[LISTED RECORDS — start]

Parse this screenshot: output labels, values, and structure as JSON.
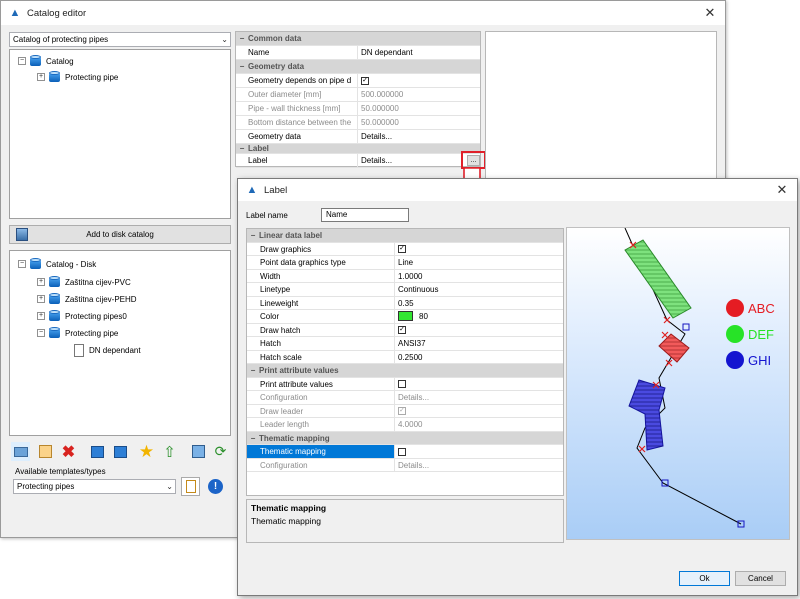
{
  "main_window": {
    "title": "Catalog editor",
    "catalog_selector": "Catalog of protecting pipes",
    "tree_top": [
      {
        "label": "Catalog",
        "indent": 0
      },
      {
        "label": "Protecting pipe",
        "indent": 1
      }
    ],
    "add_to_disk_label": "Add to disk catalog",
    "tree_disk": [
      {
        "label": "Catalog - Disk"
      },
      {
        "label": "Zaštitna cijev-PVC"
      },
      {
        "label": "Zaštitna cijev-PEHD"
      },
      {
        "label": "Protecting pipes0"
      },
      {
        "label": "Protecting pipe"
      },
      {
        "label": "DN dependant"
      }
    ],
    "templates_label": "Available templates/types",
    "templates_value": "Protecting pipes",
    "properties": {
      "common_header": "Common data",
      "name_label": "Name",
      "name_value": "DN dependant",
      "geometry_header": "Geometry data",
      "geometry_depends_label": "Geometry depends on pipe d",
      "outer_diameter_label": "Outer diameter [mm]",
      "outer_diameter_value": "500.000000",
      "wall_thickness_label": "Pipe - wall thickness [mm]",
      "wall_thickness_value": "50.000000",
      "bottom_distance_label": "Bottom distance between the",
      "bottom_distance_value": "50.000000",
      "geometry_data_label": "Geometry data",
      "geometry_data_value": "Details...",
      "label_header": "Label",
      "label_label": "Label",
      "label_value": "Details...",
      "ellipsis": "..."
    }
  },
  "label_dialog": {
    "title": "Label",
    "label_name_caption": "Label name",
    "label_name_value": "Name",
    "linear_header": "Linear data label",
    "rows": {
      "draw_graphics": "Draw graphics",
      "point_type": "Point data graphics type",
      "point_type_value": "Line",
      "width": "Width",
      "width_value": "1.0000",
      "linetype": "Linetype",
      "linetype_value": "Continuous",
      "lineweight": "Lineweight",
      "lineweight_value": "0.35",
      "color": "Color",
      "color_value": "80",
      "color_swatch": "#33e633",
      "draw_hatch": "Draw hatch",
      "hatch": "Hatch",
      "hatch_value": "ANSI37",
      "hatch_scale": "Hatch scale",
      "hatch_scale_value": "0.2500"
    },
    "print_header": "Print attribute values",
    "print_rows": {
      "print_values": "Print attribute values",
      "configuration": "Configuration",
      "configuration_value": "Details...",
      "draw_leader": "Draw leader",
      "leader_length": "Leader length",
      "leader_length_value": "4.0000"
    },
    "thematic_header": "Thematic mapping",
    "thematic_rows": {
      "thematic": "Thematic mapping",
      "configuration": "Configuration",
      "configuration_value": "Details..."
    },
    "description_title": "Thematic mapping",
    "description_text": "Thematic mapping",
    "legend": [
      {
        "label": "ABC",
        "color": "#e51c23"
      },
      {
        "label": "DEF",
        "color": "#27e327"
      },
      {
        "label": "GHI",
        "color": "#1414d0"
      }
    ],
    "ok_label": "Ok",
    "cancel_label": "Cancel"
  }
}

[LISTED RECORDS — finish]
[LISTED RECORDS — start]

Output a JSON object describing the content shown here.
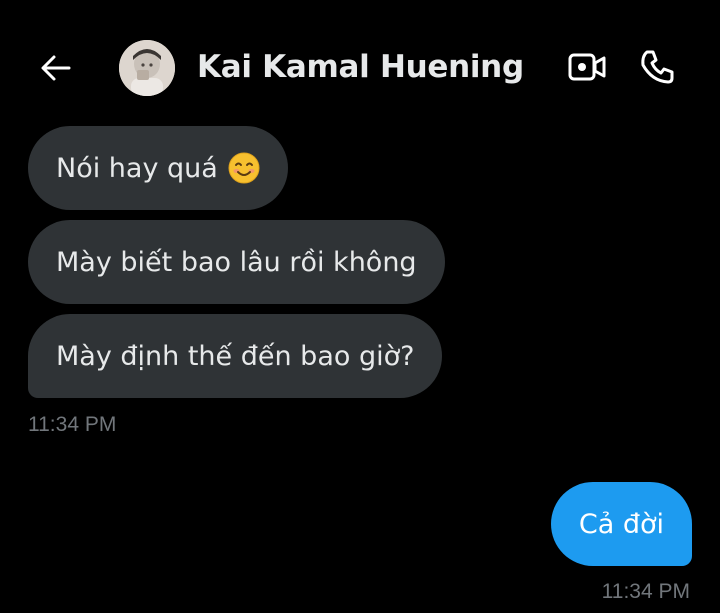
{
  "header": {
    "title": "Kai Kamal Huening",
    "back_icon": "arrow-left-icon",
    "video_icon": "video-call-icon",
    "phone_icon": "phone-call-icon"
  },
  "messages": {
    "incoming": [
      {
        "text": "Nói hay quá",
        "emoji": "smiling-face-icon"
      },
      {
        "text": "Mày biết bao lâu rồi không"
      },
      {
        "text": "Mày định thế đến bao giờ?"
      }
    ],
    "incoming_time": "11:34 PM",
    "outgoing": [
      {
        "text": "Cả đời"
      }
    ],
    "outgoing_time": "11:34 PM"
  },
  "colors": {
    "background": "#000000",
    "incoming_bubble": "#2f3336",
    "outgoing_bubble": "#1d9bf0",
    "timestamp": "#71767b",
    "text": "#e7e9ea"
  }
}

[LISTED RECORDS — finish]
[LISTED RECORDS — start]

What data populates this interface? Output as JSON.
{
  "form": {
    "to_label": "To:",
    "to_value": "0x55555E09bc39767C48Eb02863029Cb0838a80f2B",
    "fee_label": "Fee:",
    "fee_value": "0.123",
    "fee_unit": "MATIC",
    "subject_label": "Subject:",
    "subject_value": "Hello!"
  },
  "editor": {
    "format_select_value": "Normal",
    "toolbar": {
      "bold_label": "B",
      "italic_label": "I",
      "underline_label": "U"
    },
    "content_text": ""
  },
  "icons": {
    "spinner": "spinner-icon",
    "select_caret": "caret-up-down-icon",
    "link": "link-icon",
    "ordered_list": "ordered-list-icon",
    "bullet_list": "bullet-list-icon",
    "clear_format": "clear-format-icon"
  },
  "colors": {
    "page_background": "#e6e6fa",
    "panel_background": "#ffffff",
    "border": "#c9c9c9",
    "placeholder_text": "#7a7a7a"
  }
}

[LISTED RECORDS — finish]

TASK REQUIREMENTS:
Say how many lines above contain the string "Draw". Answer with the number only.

ANSWER BOX:
3